## ACTION ITEM
Note how many lines in the following material mention "County", then give that number by itself.

## MATERIAL TO PROCESS
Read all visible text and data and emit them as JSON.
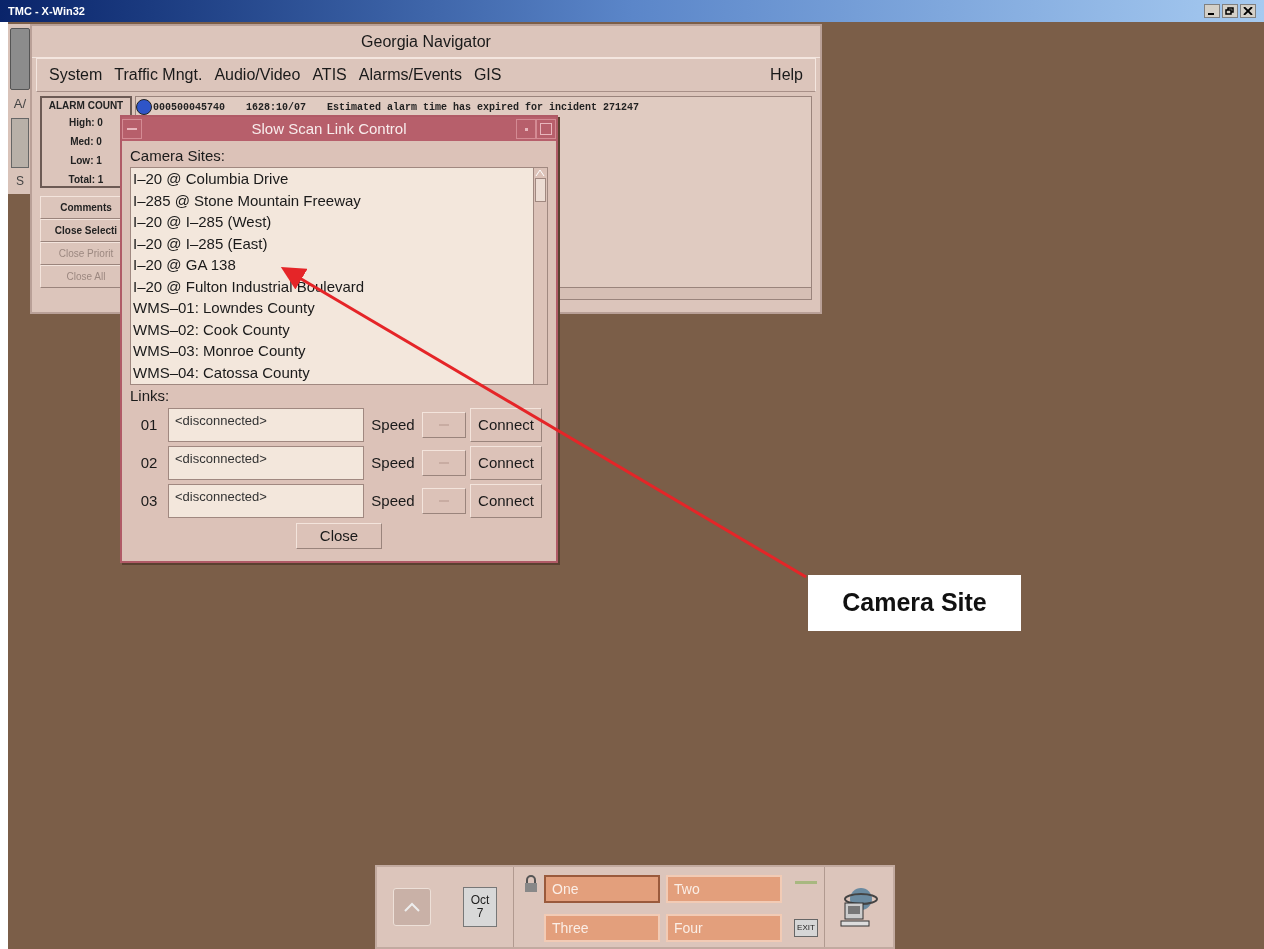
{
  "title_bar": {
    "title": "TMC - X-Win32"
  },
  "background_window": {
    "labels": [
      "A/",
      "S"
    ]
  },
  "navigator": {
    "title": "Georgia Navigator",
    "menu": [
      {
        "label": "System"
      },
      {
        "label": "Traffic Mngt."
      },
      {
        "label": "Audio/Video"
      },
      {
        "label": "ATIS"
      },
      {
        "label": "Alarms/Events"
      },
      {
        "label": "GIS"
      }
    ],
    "help": "Help",
    "alarm_count": {
      "title": "ALARM COUNT",
      "rows": [
        "High: 0",
        "Med: 0",
        "Low: 1",
        "Total: 1"
      ]
    },
    "actions": [
      {
        "label": "Comments",
        "disabled": false
      },
      {
        "label": "Close Selecti",
        "disabled": false
      },
      {
        "label": "Close Priorit",
        "disabled": true
      },
      {
        "label": "Close All",
        "disabled": true
      }
    ],
    "alarms": [
      {
        "color": "#2f55c8",
        "id": "000500045740",
        "time": "1628:10/07",
        "message": "Estimated alarm time has expired for incident 271247"
      }
    ]
  },
  "dialog": {
    "title": "Slow Scan Link Control",
    "sites_label": "Camera Sites:",
    "sites": [
      "I–20 @ Columbia Drive",
      "I–285 @ Stone Mountain Freeway",
      "I–20 @ I–285 (West)",
      "I–20 @ I–285 (East)",
      "I–20 @ GA 138",
      "I–20 @ Fulton Industrial Boulevard",
      "WMS–01: Lowndes County",
      "WMS–02: Cook County",
      "WMS–03: Monroe County",
      "WMS–04: Catossa County"
    ],
    "links_label": "Links:",
    "links": [
      {
        "number": "01",
        "value": "<disconnected>",
        "speed_label": "Speed",
        "connect": "Connect"
      },
      {
        "number": "02",
        "value": "<disconnected>",
        "speed_label": "Speed",
        "connect": "Connect"
      },
      {
        "number": "03",
        "value": "<disconnected>",
        "speed_label": "Speed",
        "connect": "Connect"
      }
    ],
    "close": "Close"
  },
  "dock": {
    "date": {
      "month": "Oct",
      "day": "7"
    },
    "workspaces": [
      {
        "label": "One",
        "selected": true
      },
      {
        "label": "Two",
        "selected": false
      },
      {
        "label": "Three",
        "selected": false
      },
      {
        "label": "Four",
        "selected": false
      }
    ],
    "exit": "EXIT"
  },
  "callout": {
    "text": "Camera Site"
  }
}
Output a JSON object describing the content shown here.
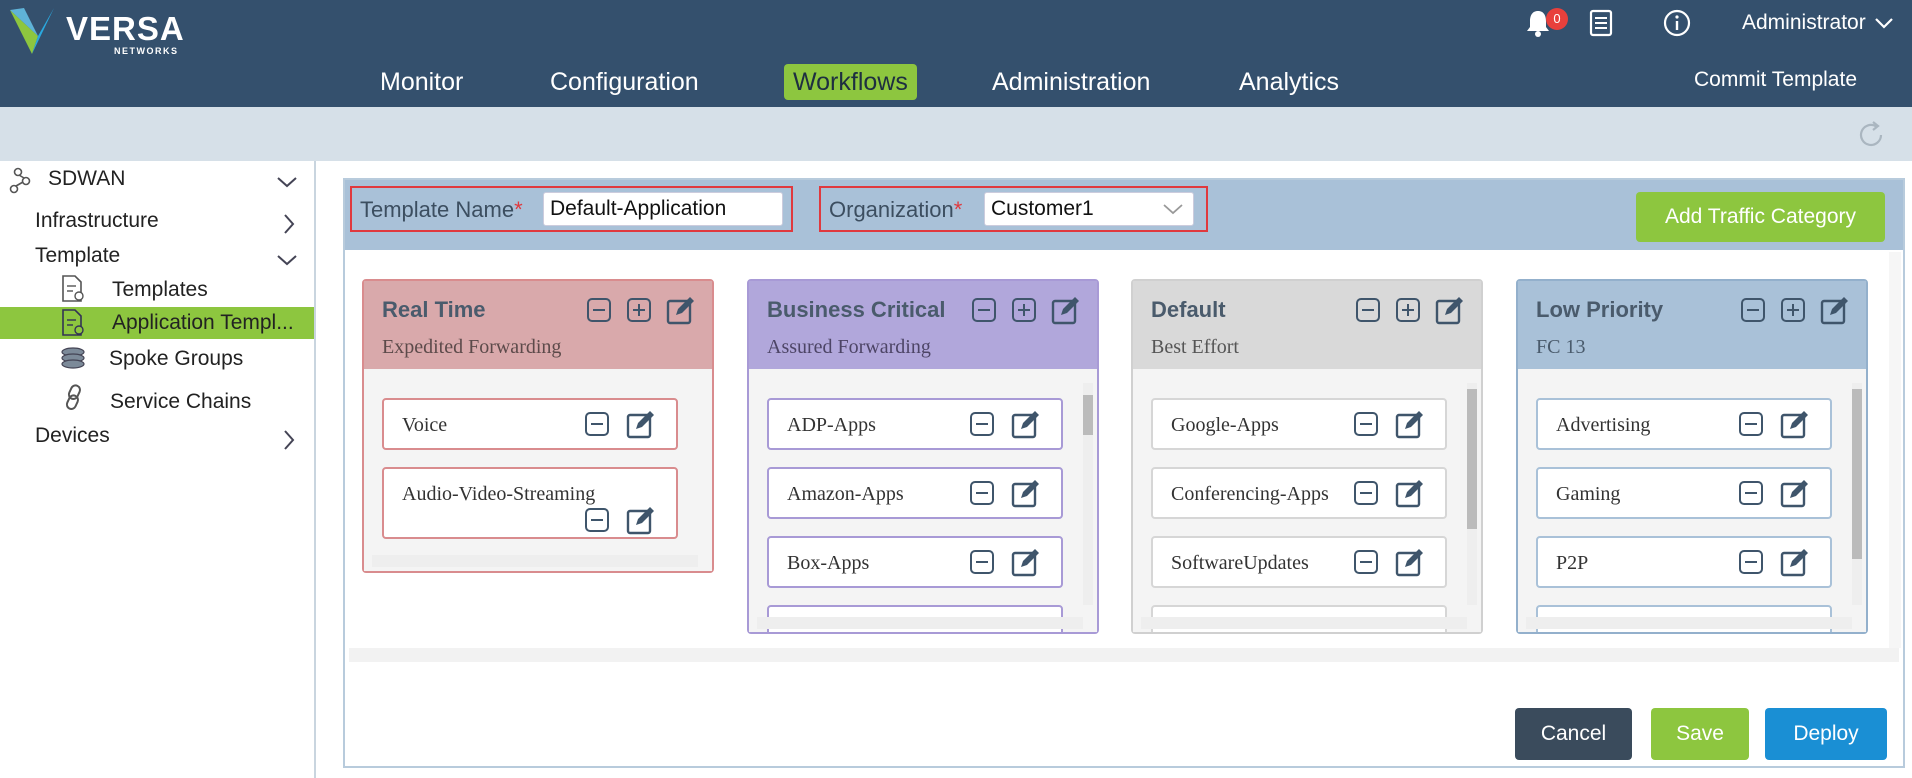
{
  "brand": {
    "name": "VERSA",
    "sub": "NETWORKS"
  },
  "header": {
    "nav": [
      "Monitor",
      "Configuration",
      "Workflows",
      "Administration",
      "Analytics"
    ],
    "commit_label": "Commit Template",
    "notifications_count": "0",
    "user": "Administrator",
    "colors": {
      "bar": "#34506d",
      "active": "#8dc63f"
    }
  },
  "sidebar": {
    "root": "SDWAN",
    "items": [
      "Infrastructure",
      "Template",
      "Templates",
      "Application Templ...",
      "Spoke Groups",
      "Service Chains",
      "Devices"
    ]
  },
  "form": {
    "template_name_label": "Template Name",
    "template_name_value": "Default-Application",
    "organization_label": "Organization",
    "organization_value": "Customer1",
    "required_mark": "*",
    "add_category_label": "Add Traffic Category"
  },
  "categories": [
    {
      "title": "Real Time",
      "subtitle": "Expedited Forwarding",
      "apps": [
        "Voice",
        "Audio-Video-Streaming"
      ]
    },
    {
      "title": "Business Critical",
      "subtitle": "Assured Forwarding",
      "apps": [
        "ADP-Apps",
        "Amazon-Apps",
        "Box-Apps"
      ]
    },
    {
      "title": "Default",
      "subtitle": "Best Effort",
      "apps": [
        "Google-Apps",
        "Conferencing-Apps",
        "SoftwareUpdates"
      ]
    },
    {
      "title": "Low Priority",
      "subtitle": "FC 13",
      "apps": [
        "Advertising",
        "Gaming",
        "P2P"
      ]
    }
  ],
  "actions": {
    "cancel": "Cancel",
    "save": "Save",
    "deploy": "Deploy"
  }
}
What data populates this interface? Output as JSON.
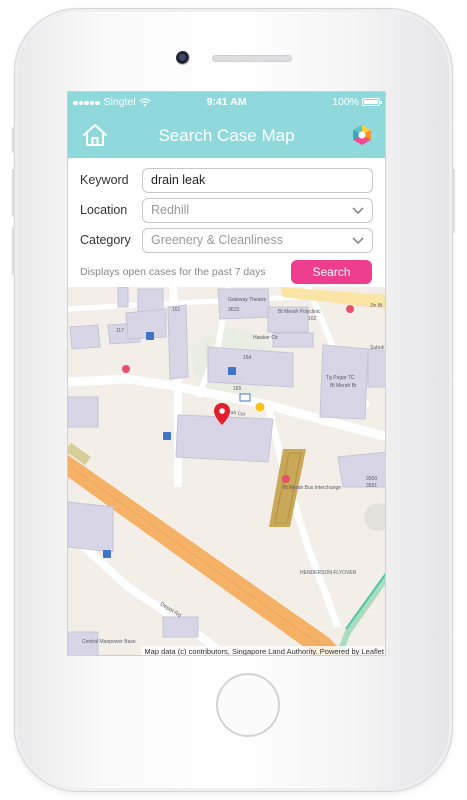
{
  "status_bar": {
    "carrier": "Singtel",
    "time": "9:41 AM",
    "battery": "100%"
  },
  "navbar": {
    "title": "Search Case Map",
    "home_icon": "home-icon",
    "logo_icon": "app-logo-icon"
  },
  "form": {
    "keyword_label": "Keyword",
    "keyword_value": "drain leak",
    "location_label": "Location",
    "location_value": "Redhill",
    "category_label": "Category",
    "category_value": "Greenery & Cleanliness",
    "info_text": "Displays open cases for the past 7 days",
    "search_label": "Search"
  },
  "map": {
    "labels": {
      "gateway_theatre": "Gateway Theatre",
      "blk_3615": "3615",
      "bt_merah_polyclinic": "Bt Merah Polyclinic",
      "hawker_ctr": "Hawker Ctr",
      "blk_162": "162",
      "blk_161": "161",
      "blk_117": "117",
      "blk_164": "164",
      "blk_165": "165",
      "tg_pagar_tc": "Tg Pagar TC",
      "bt_merah_br": "Bt Merah Br",
      "subuk": "Subuk",
      "bt_merah_ctrl": "Bt Merah Ctrl",
      "jln_bt": "Jln Bt",
      "bt_merah_bus_interchange": "Bt Merah Bus Interchange",
      "henderson_flyover": "HENDERSON FLYOVER",
      "depot_rd": "Depot Rd",
      "central_manpower_base": "Central Manpower Base",
      "blk_3500": "3500",
      "blk_3501": "3501"
    },
    "attribution": "Map data (c) contributors, Singapore Land Authority. Powered by Leaflet"
  },
  "colors": {
    "header": "#8fd9dc",
    "accent": "#ee3c8e",
    "marker": "#e0202a",
    "road_major": "#f5b266",
    "building": "#d8d6e6"
  }
}
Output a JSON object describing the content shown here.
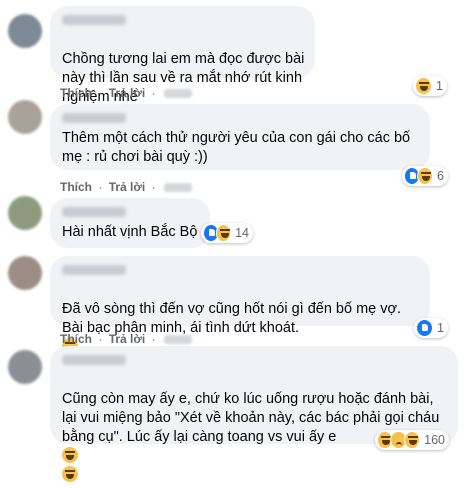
{
  "actions": {
    "like": "Thích",
    "reply": "Trả lời",
    "sep": "·"
  },
  "comments": [
    {
      "text": "Chồng tương lai em mà đọc được bài này thì lần sau về ra mắt nhớ rút kinh nghiệm nhé",
      "trailing_emoji": "rofl-icon",
      "reactions": [
        "haha"
      ],
      "count": "1"
    },
    {
      "text": "Thêm một cách thử người yêu của con gái cho các bố mẹ : rủ chơi bài quỳ :))",
      "reactions": [
        "like",
        "haha"
      ],
      "count": "6"
    },
    {
      "text": "Hài nhất vịnh Bắc Bộ",
      "reactions": [
        "like",
        "haha"
      ],
      "count": "14"
    },
    {
      "text": "Đã vô sòng thì đến vợ cũng hốt nói gì đến bố mẹ vợ. Bài bạc phân minh, ái tình dứt khoát.",
      "trailing_emoji": "grin-sweat-icon",
      "reactions": [
        "like"
      ],
      "count": "1"
    },
    {
      "text": "Cũng còn may ấy e, chứ ko lúc uống rượu hoặc đánh bài, lại vui miệng bảo \"Xét về khoản này, các bác phải gọi cháu bằng cụ\". Lúc ấy lại càng toang vs vui ấy e",
      "trailing_emoji": "grin-sweat-icon",
      "reactions": [
        "haha",
        "sad",
        "haha"
      ],
      "count": "160"
    }
  ]
}
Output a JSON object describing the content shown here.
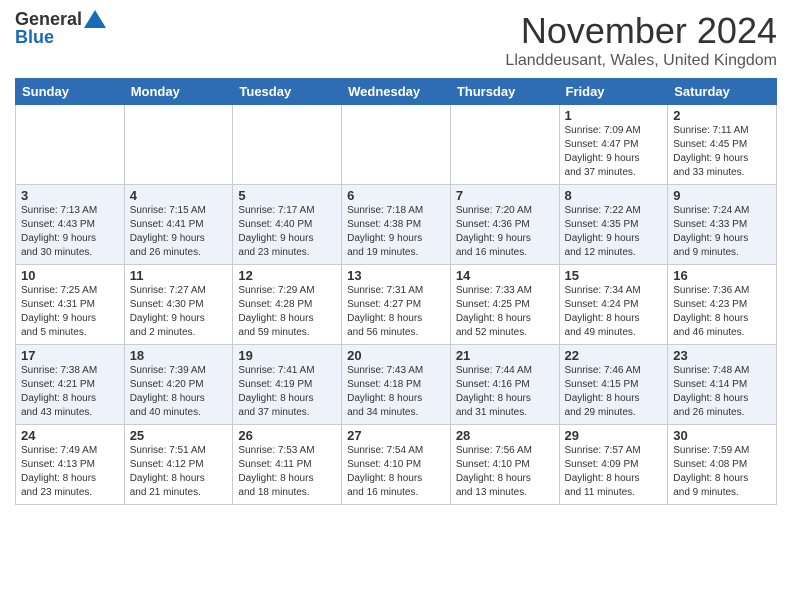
{
  "header": {
    "logo_general": "General",
    "logo_blue": "Blue",
    "month_title": "November 2024",
    "location": "Llanddeusant, Wales, United Kingdom"
  },
  "days_of_week": [
    "Sunday",
    "Monday",
    "Tuesday",
    "Wednesday",
    "Thursday",
    "Friday",
    "Saturday"
  ],
  "weeks": [
    [
      {
        "day": "",
        "detail": ""
      },
      {
        "day": "",
        "detail": ""
      },
      {
        "day": "",
        "detail": ""
      },
      {
        "day": "",
        "detail": ""
      },
      {
        "day": "",
        "detail": ""
      },
      {
        "day": "1",
        "detail": "Sunrise: 7:09 AM\nSunset: 4:47 PM\nDaylight: 9 hours\nand 37 minutes."
      },
      {
        "day": "2",
        "detail": "Sunrise: 7:11 AM\nSunset: 4:45 PM\nDaylight: 9 hours\nand 33 minutes."
      }
    ],
    [
      {
        "day": "3",
        "detail": "Sunrise: 7:13 AM\nSunset: 4:43 PM\nDaylight: 9 hours\nand 30 minutes."
      },
      {
        "day": "4",
        "detail": "Sunrise: 7:15 AM\nSunset: 4:41 PM\nDaylight: 9 hours\nand 26 minutes."
      },
      {
        "day": "5",
        "detail": "Sunrise: 7:17 AM\nSunset: 4:40 PM\nDaylight: 9 hours\nand 23 minutes."
      },
      {
        "day": "6",
        "detail": "Sunrise: 7:18 AM\nSunset: 4:38 PM\nDaylight: 9 hours\nand 19 minutes."
      },
      {
        "day": "7",
        "detail": "Sunrise: 7:20 AM\nSunset: 4:36 PM\nDaylight: 9 hours\nand 16 minutes."
      },
      {
        "day": "8",
        "detail": "Sunrise: 7:22 AM\nSunset: 4:35 PM\nDaylight: 9 hours\nand 12 minutes."
      },
      {
        "day": "9",
        "detail": "Sunrise: 7:24 AM\nSunset: 4:33 PM\nDaylight: 9 hours\nand 9 minutes."
      }
    ],
    [
      {
        "day": "10",
        "detail": "Sunrise: 7:25 AM\nSunset: 4:31 PM\nDaylight: 9 hours\nand 5 minutes."
      },
      {
        "day": "11",
        "detail": "Sunrise: 7:27 AM\nSunset: 4:30 PM\nDaylight: 9 hours\nand 2 minutes."
      },
      {
        "day": "12",
        "detail": "Sunrise: 7:29 AM\nSunset: 4:28 PM\nDaylight: 8 hours\nand 59 minutes."
      },
      {
        "day": "13",
        "detail": "Sunrise: 7:31 AM\nSunset: 4:27 PM\nDaylight: 8 hours\nand 56 minutes."
      },
      {
        "day": "14",
        "detail": "Sunrise: 7:33 AM\nSunset: 4:25 PM\nDaylight: 8 hours\nand 52 minutes."
      },
      {
        "day": "15",
        "detail": "Sunrise: 7:34 AM\nSunset: 4:24 PM\nDaylight: 8 hours\nand 49 minutes."
      },
      {
        "day": "16",
        "detail": "Sunrise: 7:36 AM\nSunset: 4:23 PM\nDaylight: 8 hours\nand 46 minutes."
      }
    ],
    [
      {
        "day": "17",
        "detail": "Sunrise: 7:38 AM\nSunset: 4:21 PM\nDaylight: 8 hours\nand 43 minutes."
      },
      {
        "day": "18",
        "detail": "Sunrise: 7:39 AM\nSunset: 4:20 PM\nDaylight: 8 hours\nand 40 minutes."
      },
      {
        "day": "19",
        "detail": "Sunrise: 7:41 AM\nSunset: 4:19 PM\nDaylight: 8 hours\nand 37 minutes."
      },
      {
        "day": "20",
        "detail": "Sunrise: 7:43 AM\nSunset: 4:18 PM\nDaylight: 8 hours\nand 34 minutes."
      },
      {
        "day": "21",
        "detail": "Sunrise: 7:44 AM\nSunset: 4:16 PM\nDaylight: 8 hours\nand 31 minutes."
      },
      {
        "day": "22",
        "detail": "Sunrise: 7:46 AM\nSunset: 4:15 PM\nDaylight: 8 hours\nand 29 minutes."
      },
      {
        "day": "23",
        "detail": "Sunrise: 7:48 AM\nSunset: 4:14 PM\nDaylight: 8 hours\nand 26 minutes."
      }
    ],
    [
      {
        "day": "24",
        "detail": "Sunrise: 7:49 AM\nSunset: 4:13 PM\nDaylight: 8 hours\nand 23 minutes."
      },
      {
        "day": "25",
        "detail": "Sunrise: 7:51 AM\nSunset: 4:12 PM\nDaylight: 8 hours\nand 21 minutes."
      },
      {
        "day": "26",
        "detail": "Sunrise: 7:53 AM\nSunset: 4:11 PM\nDaylight: 8 hours\nand 18 minutes."
      },
      {
        "day": "27",
        "detail": "Sunrise: 7:54 AM\nSunset: 4:10 PM\nDaylight: 8 hours\nand 16 minutes."
      },
      {
        "day": "28",
        "detail": "Sunrise: 7:56 AM\nSunset: 4:10 PM\nDaylight: 8 hours\nand 13 minutes."
      },
      {
        "day": "29",
        "detail": "Sunrise: 7:57 AM\nSunset: 4:09 PM\nDaylight: 8 hours\nand 11 minutes."
      },
      {
        "day": "30",
        "detail": "Sunrise: 7:59 AM\nSunset: 4:08 PM\nDaylight: 8 hours\nand 9 minutes."
      }
    ]
  ]
}
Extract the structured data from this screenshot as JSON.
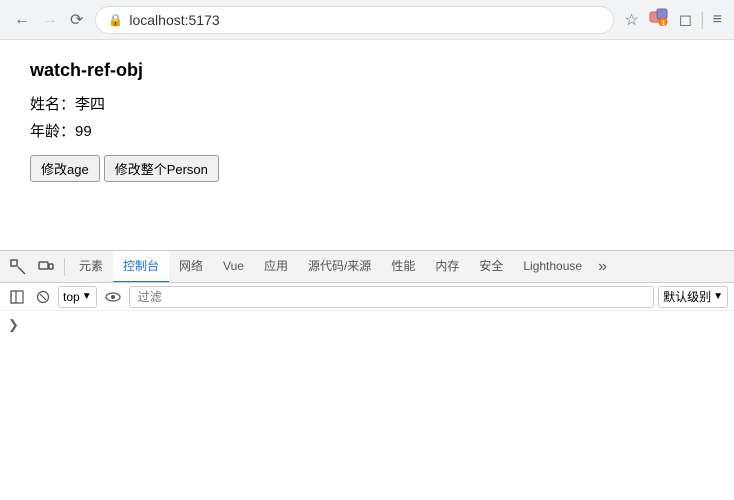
{
  "browser": {
    "url": "localhost:5173",
    "back_disabled": false,
    "forward_disabled": true,
    "reload_label": "↻",
    "star_icon": "☆",
    "secure_icon": "🔒"
  },
  "page": {
    "title": "watch-ref-obj",
    "name_label": "姓名：",
    "name_value": "李四",
    "age_label": "年龄：",
    "age_value": "99",
    "btn_modify_age": "修改age",
    "btn_modify_person": "修改整个Person"
  },
  "devtools": {
    "tabs": [
      {
        "id": "elements",
        "label": "元素",
        "active": false
      },
      {
        "id": "console",
        "label": "控制台",
        "active": true
      },
      {
        "id": "network",
        "label": "网络",
        "active": false
      },
      {
        "id": "vue",
        "label": "Vue",
        "active": false
      },
      {
        "id": "application",
        "label": "应用",
        "active": false
      },
      {
        "id": "sources",
        "label": "源代码/来源",
        "active": false
      },
      {
        "id": "performance",
        "label": "性能",
        "active": false
      },
      {
        "id": "memory",
        "label": "内存",
        "active": false
      },
      {
        "id": "security",
        "label": "安全",
        "active": false
      },
      {
        "id": "lighthouse",
        "label": "Lighthouse",
        "active": false
      }
    ],
    "toolbar": {
      "top_selector_label": "top",
      "filter_placeholder": "过滤",
      "log_level_label": "默认级别"
    }
  }
}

## TASK RESPONSE
4